PROBLEM DESCRIPTION
Determine how many lines in the records below include the word "computer" and output that number alone.

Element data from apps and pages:
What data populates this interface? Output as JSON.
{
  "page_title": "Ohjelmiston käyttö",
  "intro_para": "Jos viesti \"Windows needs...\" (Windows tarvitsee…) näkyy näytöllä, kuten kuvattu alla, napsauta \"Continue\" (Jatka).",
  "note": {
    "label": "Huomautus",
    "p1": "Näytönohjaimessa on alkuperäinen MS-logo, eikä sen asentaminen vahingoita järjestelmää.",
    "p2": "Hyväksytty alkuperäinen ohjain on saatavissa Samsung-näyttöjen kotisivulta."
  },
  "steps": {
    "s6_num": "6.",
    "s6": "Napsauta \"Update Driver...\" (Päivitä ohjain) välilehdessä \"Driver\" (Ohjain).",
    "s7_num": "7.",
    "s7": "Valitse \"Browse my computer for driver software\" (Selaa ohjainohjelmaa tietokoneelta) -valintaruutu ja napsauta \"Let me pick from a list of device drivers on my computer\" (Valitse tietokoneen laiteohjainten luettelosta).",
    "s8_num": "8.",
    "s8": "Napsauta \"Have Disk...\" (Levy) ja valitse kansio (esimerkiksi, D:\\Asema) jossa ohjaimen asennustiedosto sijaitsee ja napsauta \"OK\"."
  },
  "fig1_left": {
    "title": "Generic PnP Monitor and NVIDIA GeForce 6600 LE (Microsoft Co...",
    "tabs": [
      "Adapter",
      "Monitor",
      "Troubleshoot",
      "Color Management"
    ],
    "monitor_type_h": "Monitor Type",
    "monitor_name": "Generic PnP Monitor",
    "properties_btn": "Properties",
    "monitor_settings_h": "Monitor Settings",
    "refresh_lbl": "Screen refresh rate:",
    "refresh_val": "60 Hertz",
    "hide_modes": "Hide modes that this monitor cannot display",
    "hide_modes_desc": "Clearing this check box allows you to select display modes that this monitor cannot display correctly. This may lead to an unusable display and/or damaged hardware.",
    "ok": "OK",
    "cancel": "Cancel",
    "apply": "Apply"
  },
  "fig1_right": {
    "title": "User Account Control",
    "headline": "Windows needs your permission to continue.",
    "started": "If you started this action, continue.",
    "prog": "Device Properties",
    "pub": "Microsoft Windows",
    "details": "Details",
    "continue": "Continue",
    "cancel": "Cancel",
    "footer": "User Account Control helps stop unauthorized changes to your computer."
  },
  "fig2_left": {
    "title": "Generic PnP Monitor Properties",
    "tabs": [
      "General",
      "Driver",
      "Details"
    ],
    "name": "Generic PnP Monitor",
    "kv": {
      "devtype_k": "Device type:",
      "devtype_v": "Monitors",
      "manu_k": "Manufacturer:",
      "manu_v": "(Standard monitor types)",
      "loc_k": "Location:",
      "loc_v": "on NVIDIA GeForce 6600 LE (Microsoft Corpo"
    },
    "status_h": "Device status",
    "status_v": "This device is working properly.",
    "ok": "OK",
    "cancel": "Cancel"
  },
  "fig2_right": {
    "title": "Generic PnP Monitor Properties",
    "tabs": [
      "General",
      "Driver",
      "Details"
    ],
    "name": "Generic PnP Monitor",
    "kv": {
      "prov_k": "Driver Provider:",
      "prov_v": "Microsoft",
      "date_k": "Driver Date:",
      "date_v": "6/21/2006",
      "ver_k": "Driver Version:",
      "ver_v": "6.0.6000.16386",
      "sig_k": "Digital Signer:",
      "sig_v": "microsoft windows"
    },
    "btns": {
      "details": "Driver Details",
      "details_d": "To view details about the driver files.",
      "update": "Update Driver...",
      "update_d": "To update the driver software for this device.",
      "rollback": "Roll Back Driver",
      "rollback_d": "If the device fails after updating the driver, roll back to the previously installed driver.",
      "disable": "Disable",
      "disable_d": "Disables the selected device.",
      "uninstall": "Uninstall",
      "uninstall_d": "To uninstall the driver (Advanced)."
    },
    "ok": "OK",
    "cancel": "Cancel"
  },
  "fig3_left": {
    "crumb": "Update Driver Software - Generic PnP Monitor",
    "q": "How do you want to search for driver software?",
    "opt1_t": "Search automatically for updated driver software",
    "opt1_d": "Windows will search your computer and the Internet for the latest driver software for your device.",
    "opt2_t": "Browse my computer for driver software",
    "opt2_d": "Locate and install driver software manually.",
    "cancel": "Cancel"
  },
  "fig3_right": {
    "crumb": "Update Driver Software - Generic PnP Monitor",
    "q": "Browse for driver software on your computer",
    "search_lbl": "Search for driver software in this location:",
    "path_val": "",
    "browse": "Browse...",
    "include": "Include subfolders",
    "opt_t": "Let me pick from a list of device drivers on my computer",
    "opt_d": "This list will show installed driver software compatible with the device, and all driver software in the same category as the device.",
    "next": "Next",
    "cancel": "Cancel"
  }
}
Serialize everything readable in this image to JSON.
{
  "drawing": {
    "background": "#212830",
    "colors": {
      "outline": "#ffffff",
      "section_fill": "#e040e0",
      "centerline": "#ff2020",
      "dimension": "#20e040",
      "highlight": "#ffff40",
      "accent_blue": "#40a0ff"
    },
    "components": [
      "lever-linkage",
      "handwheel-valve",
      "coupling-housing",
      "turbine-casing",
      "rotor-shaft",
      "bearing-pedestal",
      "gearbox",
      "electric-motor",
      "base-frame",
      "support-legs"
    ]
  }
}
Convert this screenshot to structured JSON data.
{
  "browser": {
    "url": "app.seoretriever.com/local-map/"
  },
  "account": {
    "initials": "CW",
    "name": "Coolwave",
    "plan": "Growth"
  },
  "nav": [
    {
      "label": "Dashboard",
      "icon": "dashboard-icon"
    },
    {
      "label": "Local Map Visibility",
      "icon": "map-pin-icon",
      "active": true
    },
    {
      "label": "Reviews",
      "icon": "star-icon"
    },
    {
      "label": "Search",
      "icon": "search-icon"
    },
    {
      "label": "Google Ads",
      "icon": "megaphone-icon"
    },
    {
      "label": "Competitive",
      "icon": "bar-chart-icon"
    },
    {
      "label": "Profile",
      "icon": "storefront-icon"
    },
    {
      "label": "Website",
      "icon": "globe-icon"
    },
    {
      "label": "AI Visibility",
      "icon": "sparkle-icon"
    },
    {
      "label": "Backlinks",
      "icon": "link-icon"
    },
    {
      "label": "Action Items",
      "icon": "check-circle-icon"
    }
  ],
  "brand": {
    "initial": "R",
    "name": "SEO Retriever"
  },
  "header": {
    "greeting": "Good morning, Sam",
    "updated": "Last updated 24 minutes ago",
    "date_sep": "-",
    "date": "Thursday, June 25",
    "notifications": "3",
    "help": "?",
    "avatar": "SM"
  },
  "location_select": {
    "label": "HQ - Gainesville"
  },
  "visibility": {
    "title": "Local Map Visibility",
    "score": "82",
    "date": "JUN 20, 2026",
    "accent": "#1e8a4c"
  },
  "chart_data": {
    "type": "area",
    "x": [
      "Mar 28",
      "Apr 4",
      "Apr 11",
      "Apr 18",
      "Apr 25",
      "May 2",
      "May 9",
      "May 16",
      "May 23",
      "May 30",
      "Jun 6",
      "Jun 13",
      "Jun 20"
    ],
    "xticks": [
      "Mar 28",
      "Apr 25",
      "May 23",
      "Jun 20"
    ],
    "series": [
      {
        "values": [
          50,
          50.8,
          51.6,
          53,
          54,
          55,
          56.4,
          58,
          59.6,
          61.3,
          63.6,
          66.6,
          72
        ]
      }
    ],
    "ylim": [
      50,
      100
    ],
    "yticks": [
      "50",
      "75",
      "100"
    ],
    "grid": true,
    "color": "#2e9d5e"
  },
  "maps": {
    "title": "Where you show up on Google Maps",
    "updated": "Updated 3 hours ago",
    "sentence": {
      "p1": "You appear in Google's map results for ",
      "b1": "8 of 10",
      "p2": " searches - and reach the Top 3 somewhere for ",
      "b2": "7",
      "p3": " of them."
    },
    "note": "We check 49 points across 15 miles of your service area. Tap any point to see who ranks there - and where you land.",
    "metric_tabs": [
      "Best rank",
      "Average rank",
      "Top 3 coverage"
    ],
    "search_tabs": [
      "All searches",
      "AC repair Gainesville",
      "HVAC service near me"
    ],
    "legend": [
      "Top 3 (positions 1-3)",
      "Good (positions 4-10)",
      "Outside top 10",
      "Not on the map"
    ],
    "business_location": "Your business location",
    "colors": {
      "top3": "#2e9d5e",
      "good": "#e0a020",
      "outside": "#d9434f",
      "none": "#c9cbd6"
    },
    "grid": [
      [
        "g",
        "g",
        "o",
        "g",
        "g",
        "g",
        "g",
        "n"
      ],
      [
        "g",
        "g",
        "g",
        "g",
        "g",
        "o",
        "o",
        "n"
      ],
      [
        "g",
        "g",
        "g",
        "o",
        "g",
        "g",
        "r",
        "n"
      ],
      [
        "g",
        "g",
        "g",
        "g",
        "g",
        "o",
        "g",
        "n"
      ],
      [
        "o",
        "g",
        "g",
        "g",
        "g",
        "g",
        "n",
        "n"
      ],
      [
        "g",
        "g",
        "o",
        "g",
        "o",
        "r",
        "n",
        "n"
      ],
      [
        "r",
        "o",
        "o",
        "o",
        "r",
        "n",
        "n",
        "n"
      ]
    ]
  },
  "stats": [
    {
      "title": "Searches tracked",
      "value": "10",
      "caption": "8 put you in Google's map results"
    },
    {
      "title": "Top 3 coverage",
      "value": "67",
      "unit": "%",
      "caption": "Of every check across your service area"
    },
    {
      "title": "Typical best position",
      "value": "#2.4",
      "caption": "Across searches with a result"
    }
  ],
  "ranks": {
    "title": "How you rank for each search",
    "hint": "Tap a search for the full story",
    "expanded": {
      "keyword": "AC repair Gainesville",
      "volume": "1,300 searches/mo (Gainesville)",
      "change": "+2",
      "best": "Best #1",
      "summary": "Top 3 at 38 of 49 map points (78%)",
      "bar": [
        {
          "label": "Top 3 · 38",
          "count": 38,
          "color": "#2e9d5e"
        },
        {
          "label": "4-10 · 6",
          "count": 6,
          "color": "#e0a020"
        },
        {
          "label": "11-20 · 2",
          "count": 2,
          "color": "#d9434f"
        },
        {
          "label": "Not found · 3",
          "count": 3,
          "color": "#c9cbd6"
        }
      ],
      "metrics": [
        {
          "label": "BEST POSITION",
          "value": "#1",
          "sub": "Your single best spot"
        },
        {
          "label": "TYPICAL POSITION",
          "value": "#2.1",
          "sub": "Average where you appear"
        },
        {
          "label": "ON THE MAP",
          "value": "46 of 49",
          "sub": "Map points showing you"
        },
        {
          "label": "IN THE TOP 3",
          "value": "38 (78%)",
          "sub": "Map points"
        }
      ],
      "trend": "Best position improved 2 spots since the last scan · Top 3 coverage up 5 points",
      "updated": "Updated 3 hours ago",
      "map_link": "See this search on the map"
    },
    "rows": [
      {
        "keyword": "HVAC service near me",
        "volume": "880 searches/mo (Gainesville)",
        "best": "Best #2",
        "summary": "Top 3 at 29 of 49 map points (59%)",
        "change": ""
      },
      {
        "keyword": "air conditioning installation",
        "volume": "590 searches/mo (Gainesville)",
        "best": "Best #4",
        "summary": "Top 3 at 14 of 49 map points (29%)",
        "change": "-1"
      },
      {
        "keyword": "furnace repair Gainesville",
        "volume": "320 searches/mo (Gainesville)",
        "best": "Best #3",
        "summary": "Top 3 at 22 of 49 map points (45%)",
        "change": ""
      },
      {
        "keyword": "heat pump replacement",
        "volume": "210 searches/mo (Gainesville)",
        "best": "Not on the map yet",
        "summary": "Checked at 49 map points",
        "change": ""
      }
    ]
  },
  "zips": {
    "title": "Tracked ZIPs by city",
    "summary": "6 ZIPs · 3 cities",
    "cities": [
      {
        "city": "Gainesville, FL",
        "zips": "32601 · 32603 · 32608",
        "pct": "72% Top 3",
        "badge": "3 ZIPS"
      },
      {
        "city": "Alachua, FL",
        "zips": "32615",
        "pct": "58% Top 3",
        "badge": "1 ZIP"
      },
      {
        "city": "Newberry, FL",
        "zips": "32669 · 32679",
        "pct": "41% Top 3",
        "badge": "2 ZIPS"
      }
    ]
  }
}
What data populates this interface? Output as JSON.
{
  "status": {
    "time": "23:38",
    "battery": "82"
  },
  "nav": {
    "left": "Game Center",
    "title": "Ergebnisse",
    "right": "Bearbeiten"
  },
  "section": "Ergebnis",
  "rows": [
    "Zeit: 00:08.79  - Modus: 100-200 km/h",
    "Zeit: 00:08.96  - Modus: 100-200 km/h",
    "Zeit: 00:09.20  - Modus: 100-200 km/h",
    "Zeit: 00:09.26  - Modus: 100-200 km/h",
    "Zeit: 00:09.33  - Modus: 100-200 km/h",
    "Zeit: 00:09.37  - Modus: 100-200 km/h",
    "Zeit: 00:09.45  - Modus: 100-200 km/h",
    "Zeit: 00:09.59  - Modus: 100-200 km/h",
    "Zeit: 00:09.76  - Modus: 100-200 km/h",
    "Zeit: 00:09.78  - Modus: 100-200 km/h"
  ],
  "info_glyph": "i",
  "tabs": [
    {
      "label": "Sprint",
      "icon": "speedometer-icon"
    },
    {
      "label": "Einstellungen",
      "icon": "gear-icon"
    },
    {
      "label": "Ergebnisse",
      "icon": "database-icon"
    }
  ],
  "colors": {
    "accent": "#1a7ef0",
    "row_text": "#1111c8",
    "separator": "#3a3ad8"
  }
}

EXPECTED OUTPUT
6